"Water, electricity, telephony, traffic, meteorology, geography, town planning: all have their oligopticon, a huge control panel in a closed control room. From there very little can be seen at any one time, but everything appears with great precision owing to a dual network of signs, coming and going, rising and descending, watching over Parisian life night and day. No single control panel or synoptic board brings all these flows together in a single place at any one time." [Invisible Paris, pdf]
Each control room monitors and directs a particular set of systems, and has some responsibility for the smooth, efficient and safe operation of these systems. Except in a fully automated plant, such as a nuclear power plant, the responsibility may be shared with skilled operators and supervisors in the field, such as inspectors and engineers, bus and train drivers, policemen, etc., who not only pass situation reports to the control room (thus acting as the eyes and ears of the control room), but also may have a fair amount of autonomy and initiative to solve local problems, perhaps supported by up-to-date information from the control room or elsewhere. So we may regard the control room as the hub of a larger distributed control system, involving operational people as well as the control room staff.

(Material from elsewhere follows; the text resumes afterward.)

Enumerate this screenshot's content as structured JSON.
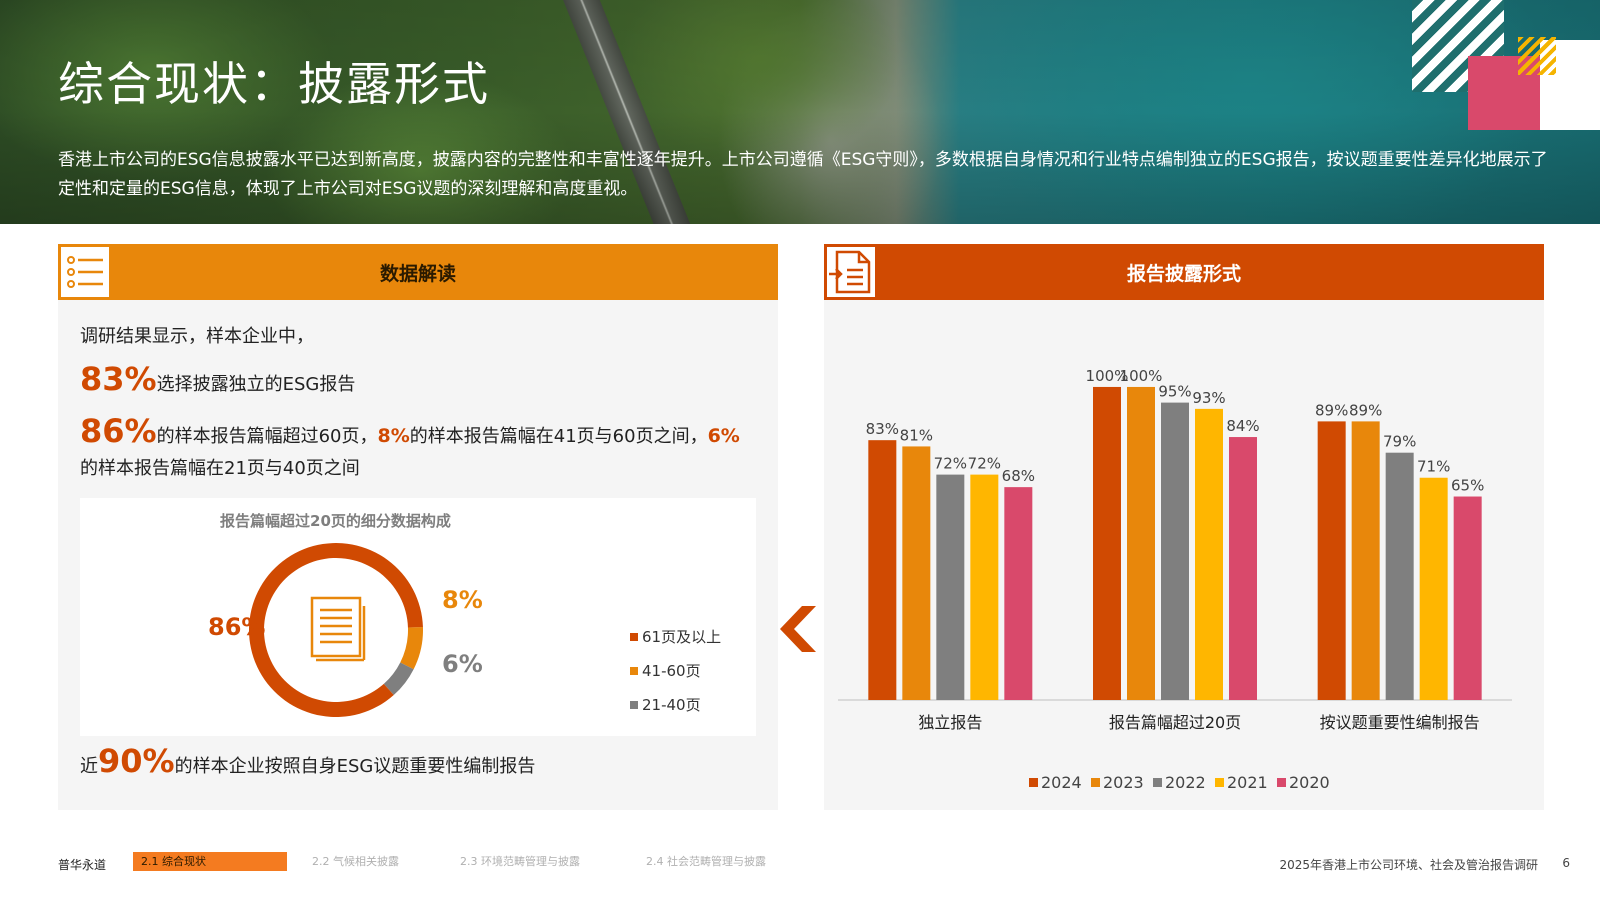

My interest here is in the collective intelligence of these control systems. As the operational environment becomes more complex and demanding, collective intelligence becomes more and more critical in ensuring smooth, efficient and safe operation. Collective intelligence depends not just on the individual capabilities of the people, but on how the work is organized and how well the various technologies (information systems, screens, dashboards, communication devices) are designed and integrated to support the work. (In other words, we're talking about sociotechnical intelligence - intelligent collaborations of people and technology.)
Organizational intelligence has six constituents, so there are six areas we need to consider.
- Information gathering - what signals and messages are fed into the control room, and are these sufficient to enable critical situations to be quickly recognized or even anticipated?
- Sense-making - how well are complex incidents interpreted, and the possible knock-on effects predicted?
- Decision-making - how well are resources allocated, problems prioritized and solved, operational policies suspended or adjusted?
- Memory - how well are past situations and problems referenced in solving today's problems and anticipating tomorrow's problems?
- Learning - how do we continually improve the performance of the operating environment, as well as improving the effectiveness of the control system?
- Communication - how well do we communicate internally (within the control room), outwards (to people in the field), sideways (to other control rooms) and upwards (to management or other governance bodies)?
A control room typically operates on at least three different tempi (speeds).
1. There is a real-time or near-real-time tempo, in which an event triggers an automatic or pre-programmed response, almost like a reflex. These responses are designed according to some pre-established operational model that allows the designer to reason about causes and effects, and should be monitored to make sure that these reflex mechanisms are working.
2. There will be a continuous stream of incidents requiring human intervention. The people in the control room will have to verify what exactly has happened, and then take appropriate action, based on their training and expertise, past experience, as well as practical common sense. The elapsed decision time may be measured in minutes or hours, and the situation as a whole may take days to clear.
3. Then there is a much longer-term learning cycle, where people are constantly looking for more effective ways of controlling the system and improving its performance. This might include analysing patterns of activity and identifying weak signals that would give early warning of possible future incidents, analysing system behaviour to check if the desired outcomes are being consistently met, exploring alternative ways of exercising control, experimenting with design improvements to the technical systems, and so on. The learning cycle may also include occasional crisis management exercises based around a simulated incident, to test the responses to a major emergency. In a rapidly evolving world, this kind of continuous improvement is a vital aspect of collective intelligence, to make sure that the control system maintains its ability to fulfil its responsibilities.
The relationship between 2. and 3. is an interesting one. Sometimes the people responsible for 3. don't actually sit in the control room, and may even report into a different part of the management hierarchy. But although we certainly cannot ignore the formal management structure, the real question here is about the effectiveness of feedback and learning, and in providing as many people as possible with the opportunity to contribute to the learning process, and therefore to the intelligence of the whole system.
Lots of interesting issues here then, both in terms of organizational change and technological change, with the possibility of producing large improvements at relatively small cost.
For more on organizational intelligence, please visit the Organizational Intelligence website.